Microfilaria causing nephrotic syndrome: Highlighting the importance of diethylcarbamazine provocation test for diagnosis

J Family Med Prim Care. 2022 Jul;11(7):4002-4005. doi: 10.4103/jfmpc.jfmpc_2410_21. Epub 2022 Jul 22.

Abstract

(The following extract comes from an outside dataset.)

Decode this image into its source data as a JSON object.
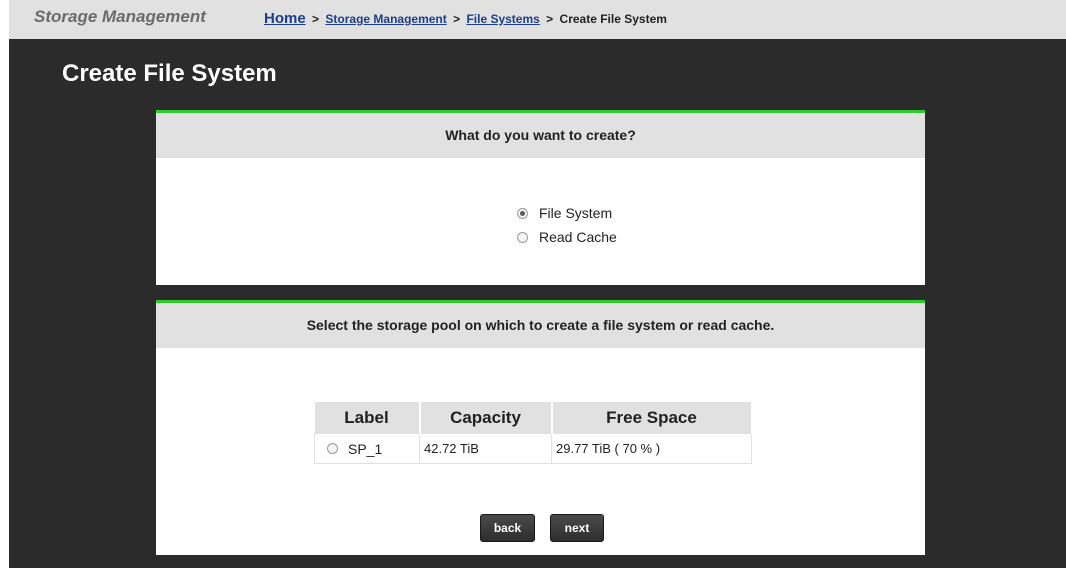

Filarial parasite infestation not only affects the structure and function of lymphatic vessels but is also associated with extralymphatic pathology and disease. Incidence of renal involvement in microfilaria carriers has led to increased cognizance of extralymphatic presentation. Literature set forth clinical syndromes having extralymphatic manifestation of filaria. The diagnosis of filariasis is done by visualisation of microfilaria in peripheral blood smear, lymphatic tissue. Other modalities of diagnosis are Enzyme linked immunosorbent assay (ELISA), Immunochromatographic test. Diethyl carbamazine (DEC) provocation test usually is done to detect microfilaria in night blood smear due to the nocturnal periodicity of microfilaria. The drug DEC flushes the microfilaria into the peripheral circulation leading to high probability of detection. We present a case of a 59-year-old male who was diagnosed as nephrotic syndrome and after a DEC challenge we detected microfilaria in the peripheral smear confirming microfilaria-induced Nephrotic Syndrome after all other secondary conditions were excluded.

Keywords: Filaria; microfilaria; nephrotic syndrome.

Publication types

  • Case Reports